(Provided records begins)
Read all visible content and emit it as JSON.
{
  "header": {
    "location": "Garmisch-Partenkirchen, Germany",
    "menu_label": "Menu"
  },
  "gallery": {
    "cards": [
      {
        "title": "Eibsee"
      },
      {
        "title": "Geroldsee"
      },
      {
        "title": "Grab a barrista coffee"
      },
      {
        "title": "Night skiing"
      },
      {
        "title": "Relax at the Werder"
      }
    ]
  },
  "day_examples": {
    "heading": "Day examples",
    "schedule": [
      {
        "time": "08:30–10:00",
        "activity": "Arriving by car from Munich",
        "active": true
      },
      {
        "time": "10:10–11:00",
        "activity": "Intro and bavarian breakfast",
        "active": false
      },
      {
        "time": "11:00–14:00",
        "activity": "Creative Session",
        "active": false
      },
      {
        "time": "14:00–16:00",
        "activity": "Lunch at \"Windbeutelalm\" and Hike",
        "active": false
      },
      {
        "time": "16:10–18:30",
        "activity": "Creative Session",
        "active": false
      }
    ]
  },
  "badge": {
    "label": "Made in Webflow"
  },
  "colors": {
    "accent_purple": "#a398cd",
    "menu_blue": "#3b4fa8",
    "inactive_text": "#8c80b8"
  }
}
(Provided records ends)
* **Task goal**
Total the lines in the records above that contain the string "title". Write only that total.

* **Written response**
5